● **Directions**
Return each entry exactly, so that nothing in the data differs from the original.

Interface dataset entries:

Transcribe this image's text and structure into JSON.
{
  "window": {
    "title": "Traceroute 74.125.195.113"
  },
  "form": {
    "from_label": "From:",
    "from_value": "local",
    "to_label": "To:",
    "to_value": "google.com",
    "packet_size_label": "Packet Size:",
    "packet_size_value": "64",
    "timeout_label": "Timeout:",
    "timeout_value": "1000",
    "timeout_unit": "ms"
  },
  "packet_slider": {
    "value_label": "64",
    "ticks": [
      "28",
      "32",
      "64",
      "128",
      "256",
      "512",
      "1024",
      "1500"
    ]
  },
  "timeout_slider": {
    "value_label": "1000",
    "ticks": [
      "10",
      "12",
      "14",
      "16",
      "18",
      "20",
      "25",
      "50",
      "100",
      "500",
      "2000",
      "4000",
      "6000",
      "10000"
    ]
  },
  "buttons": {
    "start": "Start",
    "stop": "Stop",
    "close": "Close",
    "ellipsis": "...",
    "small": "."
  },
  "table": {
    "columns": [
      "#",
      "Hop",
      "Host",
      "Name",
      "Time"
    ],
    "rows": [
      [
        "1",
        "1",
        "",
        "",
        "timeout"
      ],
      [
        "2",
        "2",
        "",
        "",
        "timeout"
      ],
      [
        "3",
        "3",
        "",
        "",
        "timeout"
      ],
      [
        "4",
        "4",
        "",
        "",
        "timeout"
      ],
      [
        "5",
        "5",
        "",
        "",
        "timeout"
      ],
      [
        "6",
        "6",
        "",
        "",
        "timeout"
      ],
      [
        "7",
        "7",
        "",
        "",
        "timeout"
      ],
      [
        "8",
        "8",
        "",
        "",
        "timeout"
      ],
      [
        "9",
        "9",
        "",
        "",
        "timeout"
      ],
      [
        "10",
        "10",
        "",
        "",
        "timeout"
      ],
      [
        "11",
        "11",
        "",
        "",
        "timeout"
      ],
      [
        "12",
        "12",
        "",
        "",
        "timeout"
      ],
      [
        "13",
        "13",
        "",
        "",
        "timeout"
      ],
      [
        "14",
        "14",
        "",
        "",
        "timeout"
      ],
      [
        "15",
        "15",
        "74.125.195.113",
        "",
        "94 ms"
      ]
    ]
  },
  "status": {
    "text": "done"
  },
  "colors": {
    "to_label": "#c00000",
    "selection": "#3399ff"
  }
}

● **Exercise output**
Transcribe this image's text and structure into JSON.
{
  "window": {
    "title": "Traceroute 74.125.195.113"
  },
  "form": {
    "from_label": "From:",
    "from_value": "local",
    "to_label": "To:",
    "to_value": "google.com",
    "packet_size_label": "Packet Size:",
    "packet_size_value": "64",
    "timeout_label": "Timeout:",
    "timeout_value": "1000",
    "timeout_unit": "ms"
  },
  "packet_slider": {
    "value_label": "64",
    "ticks": [
      "28",
      "32",
      "64",
      "128",
      "256",
      "512",
      "1024",
      "1500"
    ]
  },
  "timeout_slider": {
    "value_label": "1000",
    "ticks": [
      "10",
      "12",
      "14",
      "16",
      "18",
      "20",
      "25",
      "50",
      "100",
      "500",
      "2000",
      "4000",
      "6000",
      "10000"
    ]
  },
  "buttons": {
    "start": "Start",
    "stop": "Stop",
    "close": "Close",
    "ellipsis": "...",
    "small": "."
  },
  "table": {
    "columns": [
      "#",
      "Hop",
      "Host",
      "Name",
      "Time"
    ],
    "rows": [
      [
        "1",
        "1",
        "",
        "",
        "timeout"
      ],
      [
        "2",
        "2",
        "",
        "",
        "timeout"
      ],
      [
        "3",
        "3",
        "",
        "",
        "timeout"
      ],
      [
        "4",
        "4",
        "",
        "",
        "timeout"
      ],
      [
        "5",
        "5",
        "",
        "",
        "timeout"
      ],
      [
        "6",
        "6",
        "",
        "",
        "timeout"
      ],
      [
        "7",
        "7",
        "",
        "",
        "timeout"
      ],
      [
        "8",
        "8",
        "",
        "",
        "timeout"
      ],
      [
        "9",
        "9",
        "",
        "",
        "timeout"
      ],
      [
        "10",
        "10",
        "",
        "",
        "timeout"
      ],
      [
        "11",
        "11",
        "",
        "",
        "timeout"
      ],
      [
        "12",
        "12",
        "",
        "",
        "timeout"
      ],
      [
        "13",
        "13",
        "",
        "",
        "timeout"
      ],
      [
        "14",
        "14",
        "",
        "",
        "timeout"
      ],
      [
        "15",
        "15",
        "74.125.195.113",
        "",
        "94 ms"
      ]
    ]
  },
  "status": {
    "text": "done"
  },
  "colors": {
    "to_label": "#c00000",
    "selection": "#3399ff"
  }
}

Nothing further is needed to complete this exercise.